Skill points are one of the only non-essential items found throughout the many levels in Atlas. They can be found in treasure chests or occasionally purchased from merchants. These increase character individual skills which includes Melee Attack, Defense, Energy Heal and Ranged Attack. Right from the get-go it’s apparent that focusing on one character is important, as they are all weak and can’t take many hits. Skill points are also abundant so it’s easy to get more and fill up one character before too long. Outside of skill points the only things found in treasure chests are story-essential items, of which there are many because RWBY: Arrowfell in many ways is just one giant fetch quest. Every character wants or needs something, and getting it for them is required to progress the story which includes the most ridiculous things like finding a grape soda or a lost bird. The story is split up into chapters following by fetch quest after fetch quest which ultimately culminates in one big boss fight. Boss fights are not at all difficult as each boss has about three attacks they use over and over while team RWBY chips away at their mass of health waiting for them to be defeated. They’re not well-designed boss fights, and it doesn’t help that the damage done is tedious and doesn’t feel satisfying. There’s no combos, no aiming up or down to attack and no real way to increase the amount of damage done after maxing it out with skill points. Eventually characters end up feeling stale as they’ve maxed out their potential while new enemies continue to get more health which just makes them health sponges rather than threatening opponents.

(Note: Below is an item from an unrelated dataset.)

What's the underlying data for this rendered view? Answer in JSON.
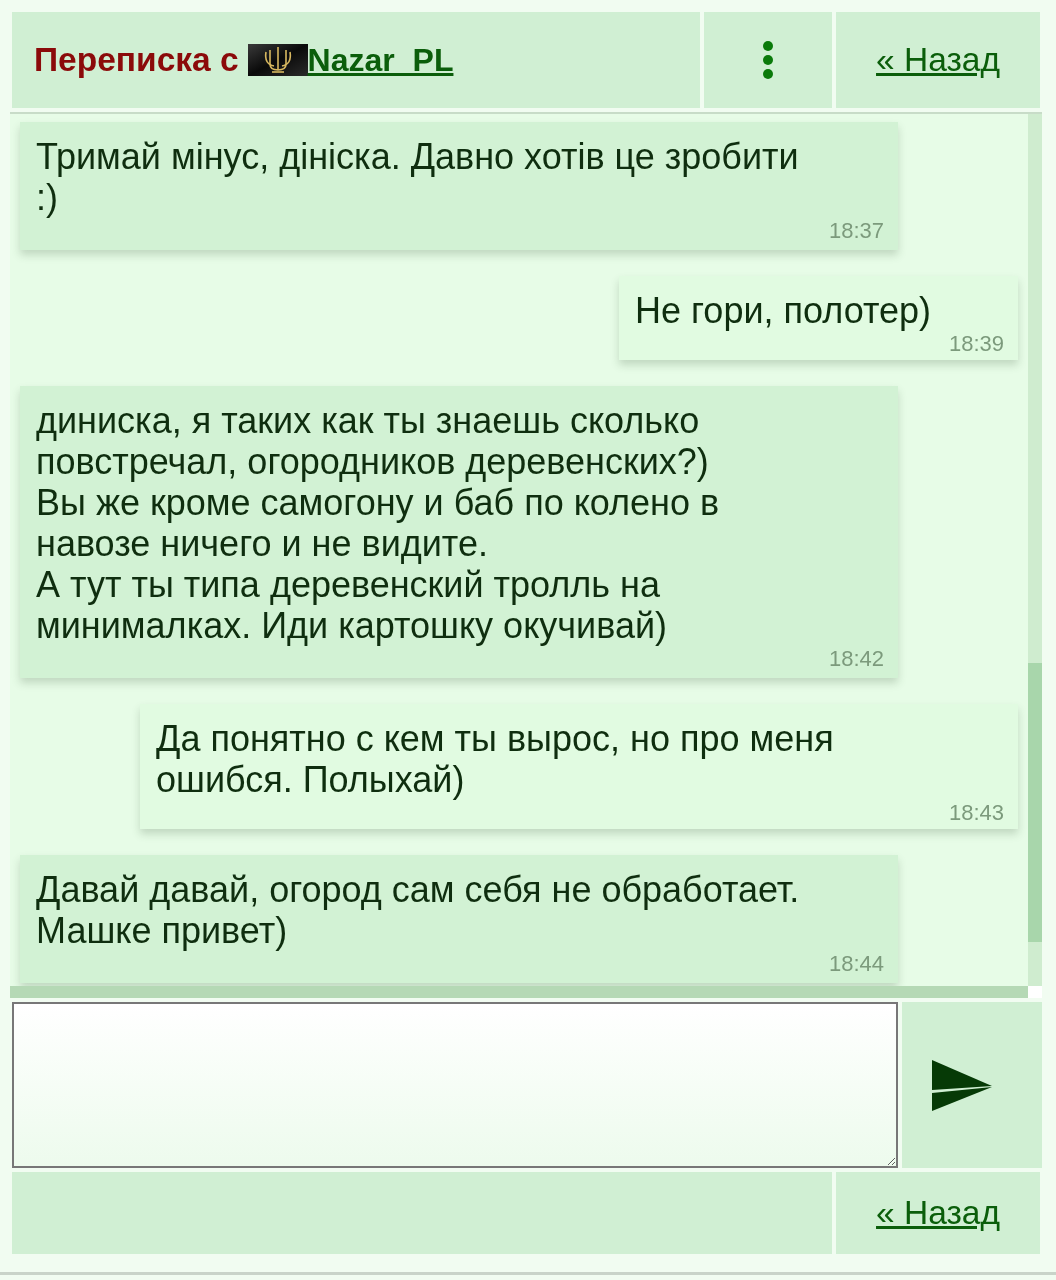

The visuals in Arrowfell are nice, but end up feeling overused as many areas look so similar it’s often hard to differentiate them. The soundtrack has notable songs, but most of the soundtrack isn’t preparing to wow anyone in particular. There is a ton of backtracking through areas built haphazardly, and with no maps whatsoever, it can feel tedious have to go back and find whatever required item or task is needed. The one benefit is that there’s always a clear indicator of where is the next required location, but having to continually revisit areas that look almost exactly the same quickly becomes tiresome. Even fans of snow stages, of which the entire title is based around, will likely be wishing for a bit of greenery by the end. It can also feel annoying that save points are not abundant, being hidden away in levels at times, making it feel tedious to have to track one down just to save.

Closing Comments:

RWBY: Arrowfell is not a title we would necessarily call wholly bad, but it feels lacking especially when considering that the teams behind it have such a great track record for platformers and fighting titles. It’s hard to tell where things ended up to make it feel so “bleh.” The repetitive nature quickly becomes apparent, the lack of innovation in combat keeping anything from feeling fresh after the first few stages and it just feels like a series so focused around combat would deliver a more fleshed-out experience. RWBY: Arrowfell is a title that will only appeal to fans of the franchise, but even then it won’t offer a stunning gameplay experience or make it worth picking up for the story. At the very least it’s nice to see new interactions between characters, but it’s just a shame the gameplay loop just couldn’t pull through.